TASK TO COMPLETE :: Set down the entries once more, exactly as given.

DATA RECORDS below:

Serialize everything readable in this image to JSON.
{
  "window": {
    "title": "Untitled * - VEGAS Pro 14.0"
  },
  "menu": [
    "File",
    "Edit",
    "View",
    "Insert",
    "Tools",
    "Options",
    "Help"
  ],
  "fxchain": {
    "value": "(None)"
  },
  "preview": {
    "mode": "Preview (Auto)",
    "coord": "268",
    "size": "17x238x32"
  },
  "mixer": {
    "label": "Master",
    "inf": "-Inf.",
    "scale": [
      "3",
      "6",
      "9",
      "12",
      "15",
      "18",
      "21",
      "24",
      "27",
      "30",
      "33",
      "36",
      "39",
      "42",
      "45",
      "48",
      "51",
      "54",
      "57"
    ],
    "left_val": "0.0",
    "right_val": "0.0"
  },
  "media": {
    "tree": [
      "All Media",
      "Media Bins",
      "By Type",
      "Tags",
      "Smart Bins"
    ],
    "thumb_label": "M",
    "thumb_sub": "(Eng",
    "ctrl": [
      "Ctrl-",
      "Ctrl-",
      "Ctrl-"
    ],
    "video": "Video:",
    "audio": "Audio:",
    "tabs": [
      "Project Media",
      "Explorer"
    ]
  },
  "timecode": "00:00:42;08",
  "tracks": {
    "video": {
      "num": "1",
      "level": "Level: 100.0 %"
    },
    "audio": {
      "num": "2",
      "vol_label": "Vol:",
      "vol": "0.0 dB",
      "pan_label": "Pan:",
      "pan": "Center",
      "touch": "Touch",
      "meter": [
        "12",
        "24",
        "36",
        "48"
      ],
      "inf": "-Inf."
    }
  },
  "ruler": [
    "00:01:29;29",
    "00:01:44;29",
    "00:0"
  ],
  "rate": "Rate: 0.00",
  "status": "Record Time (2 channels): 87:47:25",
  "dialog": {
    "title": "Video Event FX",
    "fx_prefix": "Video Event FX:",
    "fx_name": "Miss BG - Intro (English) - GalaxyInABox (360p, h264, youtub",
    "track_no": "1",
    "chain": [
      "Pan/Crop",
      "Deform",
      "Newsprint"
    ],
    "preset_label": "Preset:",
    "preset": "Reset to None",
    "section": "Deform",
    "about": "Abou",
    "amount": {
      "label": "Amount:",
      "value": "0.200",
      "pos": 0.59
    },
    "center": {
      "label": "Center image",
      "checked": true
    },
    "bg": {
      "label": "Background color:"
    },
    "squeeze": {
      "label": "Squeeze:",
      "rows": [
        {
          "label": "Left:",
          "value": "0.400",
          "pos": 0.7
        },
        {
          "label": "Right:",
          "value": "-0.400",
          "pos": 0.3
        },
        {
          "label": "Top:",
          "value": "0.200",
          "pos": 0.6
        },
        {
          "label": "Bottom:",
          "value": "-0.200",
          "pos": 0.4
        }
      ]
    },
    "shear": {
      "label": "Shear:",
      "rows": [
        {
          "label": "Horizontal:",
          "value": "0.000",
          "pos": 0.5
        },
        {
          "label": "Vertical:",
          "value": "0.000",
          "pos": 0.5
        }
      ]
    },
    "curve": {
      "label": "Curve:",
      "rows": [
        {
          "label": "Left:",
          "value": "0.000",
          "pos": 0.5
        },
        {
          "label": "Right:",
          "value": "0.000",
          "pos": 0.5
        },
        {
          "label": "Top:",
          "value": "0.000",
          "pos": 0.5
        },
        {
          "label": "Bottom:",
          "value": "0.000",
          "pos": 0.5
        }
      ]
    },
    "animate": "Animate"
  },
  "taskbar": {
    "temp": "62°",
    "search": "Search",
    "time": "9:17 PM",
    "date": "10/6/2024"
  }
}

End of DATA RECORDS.

RESULT FOR THIS EXERCISE ::
Serialize everything readable in this image to JSON.
{
  "window": {
    "title": "Untitled * - VEGAS Pro 14.0"
  },
  "menu": [
    "File",
    "Edit",
    "View",
    "Insert",
    "Tools",
    "Options",
    "Help"
  ],
  "fxchain": {
    "value": "(None)"
  },
  "preview": {
    "mode": "Preview (Auto)",
    "coord": "268",
    "size": "17x238x32"
  },
  "mixer": {
    "label": "Master",
    "inf": "-Inf.",
    "scale": [
      "3",
      "6",
      "9",
      "12",
      "15",
      "18",
      "21",
      "24",
      "27",
      "30",
      "33",
      "36",
      "39",
      "42",
      "45",
      "48",
      "51",
      "54",
      "57"
    ],
    "left_val": "0.0",
    "right_val": "0.0"
  },
  "media": {
    "tree": [
      "All Media",
      "Media Bins",
      "By Type",
      "Tags",
      "Smart Bins"
    ],
    "thumb_label": "M",
    "thumb_sub": "(Eng",
    "ctrl": [
      "Ctrl-",
      "Ctrl-",
      "Ctrl-"
    ],
    "video": "Video:",
    "audio": "Audio:",
    "tabs": [
      "Project Media",
      "Explorer"
    ]
  },
  "timecode": "00:00:42;08",
  "tracks": {
    "video": {
      "num": "1",
      "level": "Level: 100.0 %"
    },
    "audio": {
      "num": "2",
      "vol_label": "Vol:",
      "vol": "0.0 dB",
      "pan_label": "Pan:",
      "pan": "Center",
      "touch": "Touch",
      "meter": [
        "12",
        "24",
        "36",
        "48"
      ],
      "inf": "-Inf."
    }
  },
  "ruler": [
    "00:01:29;29",
    "00:01:44;29",
    "00:0"
  ],
  "rate": "Rate: 0.00",
  "status": "Record Time (2 channels): 87:47:25",
  "dialog": {
    "title": "Video Event FX",
    "fx_prefix": "Video Event FX:",
    "fx_name": "Miss BG - Intro (English) - GalaxyInABox (360p, h264, youtub",
    "track_no": "1",
    "chain": [
      "Pan/Crop",
      "Deform",
      "Newsprint"
    ],
    "preset_label": "Preset:",
    "preset": "Reset to None",
    "section": "Deform",
    "about": "Abou",
    "amount": {
      "label": "Amount:",
      "value": "0.200",
      "pos": 0.59
    },
    "center": {
      "label": "Center image",
      "checked": true
    },
    "bg": {
      "label": "Background color:"
    },
    "squeeze": {
      "label": "Squeeze:",
      "rows": [
        {
          "label": "Left:",
          "value": "0.400",
          "pos": 0.7
        },
        {
          "label": "Right:",
          "value": "-0.400",
          "pos": 0.3
        },
        {
          "label": "Top:",
          "value": "0.200",
          "pos": 0.6
        },
        {
          "label": "Bottom:",
          "value": "-0.200",
          "pos": 0.4
        }
      ]
    },
    "shear": {
      "label": "Shear:",
      "rows": [
        {
          "label": "Horizontal:",
          "value": "0.000",
          "pos": 0.5
        },
        {
          "label": "Vertical:",
          "value": "0.000",
          "pos": 0.5
        }
      ]
    },
    "curve": {
      "label": "Curve:",
      "rows": [
        {
          "label": "Left:",
          "value": "0.000",
          "pos": 0.5
        },
        {
          "label": "Right:",
          "value": "0.000",
          "pos": 0.5
        },
        {
          "label": "Top:",
          "value": "0.000",
          "pos": 0.5
        },
        {
          "label": "Bottom:",
          "value": "0.000",
          "pos": 0.5
        }
      ]
    },
    "animate": "Animate"
  },
  "taskbar": {
    "temp": "62°",
    "search": "Search",
    "time": "9:17 PM",
    "date": "10/6/2024"
  }
}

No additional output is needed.